Israeli Prime Minister Benjamin Netanyahu vowed Sunday to “demolish Hamas” as 300,000 Israeli troops massed on the border of the Gaza Strip ahead of an expected ground invasion to find and attack Hamas militants.
The Israeli leader for the first time convened his emergency war Cabinet, including opposition lawmaker Benny Gantz, in what Netanyahu said was a show of national unity.
Meeting at the military headquarters in Tel Aviv, Netanyahu said all the Israeli leaders were “working around the clock, with a united front.”
The ministers stood for a moment’s silence in memory of 1,300 Israelis who were killed in Hamas’s shock attack Oct. 7. Israel, in turn, has launched hundreds of airstrikes and missile attacks on Gaza and killed about 1,900 Palestinians.
“Hamas thought we would be demolished,” Netanyahu said. “It is we who will demolish Hamas.” He said the show of political unity “sends a clear message to the nation, the enemy and the world.”
The Israeli leaders met as the U.S. State Department said Secretary of State Antony Blinken would return to Israel Monday for further discussions after visiting the Jewish state last week. The top U.S. diplomat has made seven stops in Middle Eastern countries in recent days, including Egypt on Sunday, to work with Arab allies to prevent the Israel-Hamas war from spiraling out of control.
Israeli officials continued Sunday to demand that people living in the northern half of Gaza leave to the southern half of the narrow strip of land along the Mediterranean Sea, creating a chaotic caravan of cars and parents, with children in hand, walking with their life’s belongings to an uncertain future.
An Israel Defense Forces spokesman, Lieutenant Colonel Jonathan Conricus, said, “We want people to go south.”
Hamas urged residents to stay put, even as Israeli forces massed on the border for a likely ground invasion and cut off food, water, power and medical supplies into Gaza.
White House national security adviser Jake Sullivan told CNN’s “State of the Union” show that Israel has assured him that it has restored water supplies to the southern half of Gaza.
Twenty-nine Americans have been killed in the fighting and 15 others remain unaccounted for.
Sullivan said it is President Joe Biden’s “highest priority” to find and rescue the American hostages the U.S. believes Hamas is holding.
Sullivan, however, acknowledged that the U.S. does not know “where or who they are.” He told ABC’s “This Week” show that some of the missing Americans may already have been killed.
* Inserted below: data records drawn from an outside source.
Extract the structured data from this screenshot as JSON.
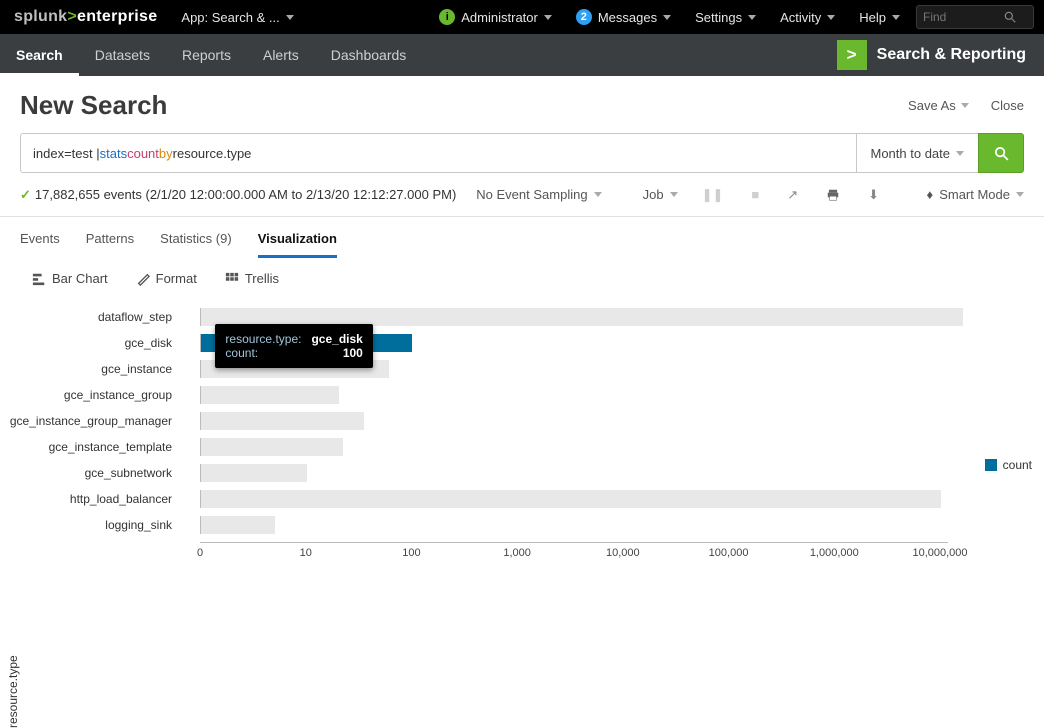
{
  "brand": {
    "pre": "splunk",
    "sep": ">",
    "post": "enterprise"
  },
  "app_switcher": "App: Search & ...",
  "topmenu": {
    "admin": "Administrator",
    "messages": "Messages",
    "messages_badge": "2",
    "settings": "Settings",
    "activity": "Activity",
    "help": "Help",
    "find_placeholder": "Find"
  },
  "nav": {
    "items": [
      "Search",
      "Datasets",
      "Reports",
      "Alerts",
      "Dashboards"
    ],
    "active": 0,
    "sr": "Search & Reporting",
    "sr_glyph": ">"
  },
  "page": {
    "title": "New Search",
    "save_as": "Save As",
    "close": "Close"
  },
  "search": {
    "tokens": [
      {
        "t": "index=test | ",
        "c": ""
      },
      {
        "t": "stats ",
        "c": "kw"
      },
      {
        "t": "count ",
        "c": "fn"
      },
      {
        "t": "by ",
        "c": "op"
      },
      {
        "t": "resource.type",
        "c": ""
      }
    ],
    "time_range": "Month to date"
  },
  "info": {
    "events": "17,882,655 events (2/1/20 12:00:00.000 AM to 2/13/20 12:12:27.000 PM)",
    "sampling": "No Event Sampling",
    "job": "Job",
    "smart": "Smart Mode"
  },
  "res_tabs": [
    "Events",
    "Patterns",
    "Statistics (9)",
    "Visualization"
  ],
  "res_tabs_active": 3,
  "viz_tools": {
    "type": "Bar Chart",
    "format": "Format",
    "trellis": "Trellis"
  },
  "legend": "count",
  "axis_label": "resource.type",
  "tooltip": {
    "k1": "resource.type:",
    "v1": "gce_disk",
    "k2": "count:",
    "v2": "100"
  },
  "chart_data": {
    "type": "bar",
    "orientation": "horizontal",
    "xscale": "log",
    "xlabel": "",
    "ylabel": "resource.type",
    "xticks": [
      0,
      10,
      100,
      1000,
      10000,
      100000,
      1000000,
      10000000
    ],
    "xtick_labels": [
      "0",
      "10",
      "100",
      "1,000",
      "10,000",
      "100,000",
      "1,000,000",
      "10,000,000"
    ],
    "series_name": "count",
    "highlighted": "gce_disk",
    "categories": [
      "dataflow_step",
      "gce_disk",
      "gce_instance",
      "gce_instance_group",
      "gce_instance_group_manager",
      "gce_instance_template",
      "gce_subnetwork",
      "http_load_balancer",
      "logging_sink"
    ],
    "values": [
      16000000,
      100,
      60,
      20,
      35,
      22,
      10,
      10000000,
      5
    ]
  }
}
Sullivan said U.S. efforts “are under way with third countries” trying to secure the release of the American hostages but gave no further details.
Sullivan said it has demanded that Egypt allow Americans to escape Gaza into Egypt, but that Hamas has blocked such efforts at the border checkpoint at Rafah.
Egypt has told the U.S. that it has too many evacuation requests to accommodate U.S. nationals and that it cannot grant passage to one country over others, according to two Egyptian officials, who also cited security concerns related to a lack of screening of individuals.
Meanwhile, the humanitarian crisis is mounting in Gaza as Palestinians scramble to evacuate from the northern part of Gaza and head south before the expected Israeli military offensive.
Biden called Netanyahu on Saturday and reiterated the “unwavering” U.S. support for Israel and warned against anyone “seeking to expand the conflict,” a White House statement said. Biden also updated Netanyahu on U.S. military support to Israel.
Later Saturday, U.S. Secretary of Defense Lloyd Austin said in a statement that the U.S. was sending a second carrier strike group, the USS Eisenhower, to the eastern Mediterranean. It would join the USS Gerald R. Ford carrier strike group, which arrived days ago.
“The increases to U.S. force posture signal the United States’ ironclad commitment to Israel’s security and our resolve to deter any state or non-state actor seeking to escalate this war,” Austin said in a statement.
Also Saturday, Russia asked the U.N. Security Council to vote Monday on a draft resolution on the Israel-Hamas conflict calling for a humanitarian cease-fire and condemning violence against civilians and all acts of terrorism.
U.N. Correspondent Margaret Besheer contributed to this report.